There is not much known about Indian Political Service (IPS); a service that was involved in three important areas of Empire. It was part of indirect control of Indian states, frontier areas and peripheral areas of the Empire in Persia and Persian Gulf states. Following was part of an exchange on the subject.
Indian Political Service (IPS) is a very little studied subject. My two cents worth comments bolded in the main text. Hope that adds some additional flavor to a savory dish.
ASPIRING FOR THE INDIAN POLITICAL SERVICE – A CASE STUDY OF A FAILED ATTEMPT
By Maj Gen Syed Ali Hamid (Retd)
Syed Shahid Hamid was commissioned from Sandhurst in 1933 and joined 3rd Cavalry a recently Indianised regiment in which he spent six years. The second half of this term were not easy as he did not get along well with the second-in-command who was subsequently promoted to command the regiment. Since there were no vacancies for Indian officers in the other two Indianised cavalry regiments, Shahid sought an entry onto the hallowed ranks of the Indian Political Service (IPS).

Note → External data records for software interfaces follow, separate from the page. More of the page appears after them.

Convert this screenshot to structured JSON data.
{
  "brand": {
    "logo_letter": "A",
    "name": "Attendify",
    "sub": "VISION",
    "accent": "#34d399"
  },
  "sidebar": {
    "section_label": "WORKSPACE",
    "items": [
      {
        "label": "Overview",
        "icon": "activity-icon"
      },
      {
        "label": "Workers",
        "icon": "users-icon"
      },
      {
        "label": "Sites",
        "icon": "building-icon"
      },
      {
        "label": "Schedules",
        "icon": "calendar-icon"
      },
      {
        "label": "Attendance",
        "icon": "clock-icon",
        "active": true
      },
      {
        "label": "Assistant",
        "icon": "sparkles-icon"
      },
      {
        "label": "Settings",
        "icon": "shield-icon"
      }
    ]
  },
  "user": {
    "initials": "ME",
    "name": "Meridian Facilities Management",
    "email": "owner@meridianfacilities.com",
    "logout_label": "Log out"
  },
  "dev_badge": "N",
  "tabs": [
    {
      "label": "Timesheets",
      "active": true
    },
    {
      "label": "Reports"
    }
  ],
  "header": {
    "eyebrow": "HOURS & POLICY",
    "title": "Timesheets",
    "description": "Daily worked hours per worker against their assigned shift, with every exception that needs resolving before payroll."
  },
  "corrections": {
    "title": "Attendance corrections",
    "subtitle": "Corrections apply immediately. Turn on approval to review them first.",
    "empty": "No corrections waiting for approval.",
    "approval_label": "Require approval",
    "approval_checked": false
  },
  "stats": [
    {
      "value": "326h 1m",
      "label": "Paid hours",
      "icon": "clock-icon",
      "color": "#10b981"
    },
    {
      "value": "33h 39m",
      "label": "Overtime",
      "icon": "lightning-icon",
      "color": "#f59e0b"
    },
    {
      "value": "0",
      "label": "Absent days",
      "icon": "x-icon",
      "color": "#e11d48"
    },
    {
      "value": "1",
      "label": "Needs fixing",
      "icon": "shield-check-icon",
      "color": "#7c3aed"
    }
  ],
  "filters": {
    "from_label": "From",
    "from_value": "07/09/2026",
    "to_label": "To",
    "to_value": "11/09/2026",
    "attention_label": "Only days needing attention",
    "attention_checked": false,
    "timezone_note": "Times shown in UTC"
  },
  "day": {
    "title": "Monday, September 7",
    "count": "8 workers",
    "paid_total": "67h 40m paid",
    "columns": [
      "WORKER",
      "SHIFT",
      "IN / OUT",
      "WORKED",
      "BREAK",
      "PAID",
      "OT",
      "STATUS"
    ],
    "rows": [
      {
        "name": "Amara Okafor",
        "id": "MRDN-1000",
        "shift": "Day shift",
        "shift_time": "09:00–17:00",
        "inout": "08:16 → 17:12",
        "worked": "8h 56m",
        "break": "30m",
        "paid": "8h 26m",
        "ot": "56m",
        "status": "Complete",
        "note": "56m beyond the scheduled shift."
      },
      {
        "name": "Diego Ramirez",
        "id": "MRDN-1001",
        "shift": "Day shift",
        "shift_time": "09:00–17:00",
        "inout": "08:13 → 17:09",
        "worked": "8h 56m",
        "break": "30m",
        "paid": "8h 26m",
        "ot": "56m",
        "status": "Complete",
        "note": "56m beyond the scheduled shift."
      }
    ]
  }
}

The IPS was the cadre of officers which dealt with the Princely States and foreign affairs of the Government of British India. Its genesis lay in a department which was created in 1783 by the East India Company for conducting “secret and political business”. Since in the India of that period Persian was the language of diplomatic correspondence, the head of the department was known as the ‘Persian Secretary’. Its primary responsibility was dealing with the Princely States through British Residents appointed from the Department. It also housed the officers of British India’s diplomatic service i.e. its emissaries to the countries surrounding India and the Trucial States in the Gulf. (The early organization performed various functions including intelligence gathering, diplomatic and foreign affairs. The Secret & Political Department established in 1784 had three branches; secret, political & foreign. This set up remained in place until 1842. In 1843, the name was changed to Foreign Department. In 1914, it was named Foreign & Political Department of the Government of India. In 1937, the title was changed to Indian Political Service.)The IPS cadre was generally referred to as Political Officers, or colloquially as “politicals”. Some famous names in the history of the Middle East served as Political Officers including Sir Percy Coxs who masterminded the British policy in this region during the First World War. (on frontier, the name ‘poltical’ in Pushto still generates an aura among tribesmen although they fondly remember British officers of a bygone era.) Continue reading “The Indian Political Service (Raj era)”